When I was little, my Mom wanted a mink coat because, as she put it, "It was the ultimate luxury". But every year orthodontist payments, a new car, cleaning up after a flood, etc., etc. took precedence over the mink.
Finally, my Dad bought her the mink coat. She went for fittings, paraded around in it (even on hot summer days), took joy in showing us how soft it was, and, generally, just loved her one big luxury item.
Back then, I knew what Luxury meant. I'm not sure any more, not since I started running into things that are billed as Luxury but seem to be fairly ordinary.
Companies call us to do "luxury marketing".
My most obvious run-in with faux luxury happened a few years ago when I was invited to speak to the Luxury Marketing Council at a new "Luxury" hotel in downtown Miami. The hotel was new and clean with great service but the decor and layout were minimalist. Maybe that's luxury these days. If so, what do we call the 7 star hotels in Beijing, Milan and Dubai? Deluxe luxury?
A few weeks ago, I took a cruise on Royal Caribbean's Oasis of the Seas, the world's largest cruise ship.

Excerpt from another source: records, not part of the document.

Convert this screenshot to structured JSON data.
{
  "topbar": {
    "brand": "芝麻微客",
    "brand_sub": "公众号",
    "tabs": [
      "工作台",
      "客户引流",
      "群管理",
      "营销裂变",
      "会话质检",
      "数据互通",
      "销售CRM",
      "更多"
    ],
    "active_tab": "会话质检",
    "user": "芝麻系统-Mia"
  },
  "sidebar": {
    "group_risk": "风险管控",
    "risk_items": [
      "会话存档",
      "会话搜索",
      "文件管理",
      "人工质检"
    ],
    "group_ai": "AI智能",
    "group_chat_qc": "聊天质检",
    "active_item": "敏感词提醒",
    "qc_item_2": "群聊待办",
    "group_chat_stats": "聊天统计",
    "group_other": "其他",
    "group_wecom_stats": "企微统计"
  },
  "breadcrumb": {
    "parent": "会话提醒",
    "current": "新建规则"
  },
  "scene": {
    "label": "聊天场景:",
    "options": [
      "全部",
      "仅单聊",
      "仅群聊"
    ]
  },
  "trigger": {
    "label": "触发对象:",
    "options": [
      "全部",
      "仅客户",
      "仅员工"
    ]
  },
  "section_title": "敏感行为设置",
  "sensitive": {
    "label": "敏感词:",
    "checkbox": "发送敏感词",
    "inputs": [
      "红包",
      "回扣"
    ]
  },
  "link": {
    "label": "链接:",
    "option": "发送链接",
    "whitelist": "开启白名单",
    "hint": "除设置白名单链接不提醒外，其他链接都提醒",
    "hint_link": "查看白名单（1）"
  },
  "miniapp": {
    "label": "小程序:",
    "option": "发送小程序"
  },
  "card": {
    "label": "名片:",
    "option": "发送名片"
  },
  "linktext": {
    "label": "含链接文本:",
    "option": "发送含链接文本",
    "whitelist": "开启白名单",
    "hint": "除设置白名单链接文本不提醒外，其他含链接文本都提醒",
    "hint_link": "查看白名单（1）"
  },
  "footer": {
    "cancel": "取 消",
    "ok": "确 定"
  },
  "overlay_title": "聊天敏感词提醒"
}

A lot of my fellow cruisers thought the ship was luxurious. They'd saved for years to take this vacation. I thought the Oasis was nice, the food and service were great and the crew and staff were outstanding. And there was a spa. But it wasn't even close to luxurious. It was just very good.
I looked up the word Luxury in the dictionary and the words that describe it include lavishness, sumptuousness, opulence, magnificence, indulgence. Like the Savoy in London in the old days with two butlers on every floor and eight foot long bathtubs.
Wikipedia, which is hard to rely on, says a Luxury Good is an economic good or service for which demand increases more than proportionally as income rises.
I'm not sure about that. When I was an undergrad at Boston University, my summer job was at a Franklin Simon Store in New York City. I sold very expensive handbags, and most of the people who bought them were middle income ladies. Some of them paid for the handbags over time (layaway). Their income didn't increase but their desire for these status handbags remained solid.
I think we overuse the term luxury as much as we overuse "world class" and it means different things to different people. Last Saturday, my friend Angela and I headed out to a Luxury Auction, because she'd received an invitation in the mail. We got to the "estate" home, went inside and were amazed that we'd driven all that way to a nice but middle class home and that they were auctioning off televisions and costume jewelry.
There were no luxury items there, none at all, so we turned around and went home. Angela remarked, "We've thrown away better stuff than that".
So what have we done with this word? We've overused it so that it really means nothing to us now. Luxury might mean a new Bentley for Angela, or a Maserati for my friend, George. Maybe somewhere on Long Island, there's another mother who thinks a fur coat is the ultimate luxury. To me, it's spare time. To Mike, our creative director, it's a good book, a double Irish whiskey and a comfortable chair in the shade.
I don't have a problem with the concept of luxury. It's a nice thing. It's just hard to define, except I know that really rich people expect it and people who are merely well off can afford a lesser version of it and far too many middle-income people spend money unwisely on it. I also think that if what you're offering is really a luxury, you don't have to use the word. Res ipsa loquitur - the thing speaks for itself; it's something rare and magnificent, like a Vermeer painting.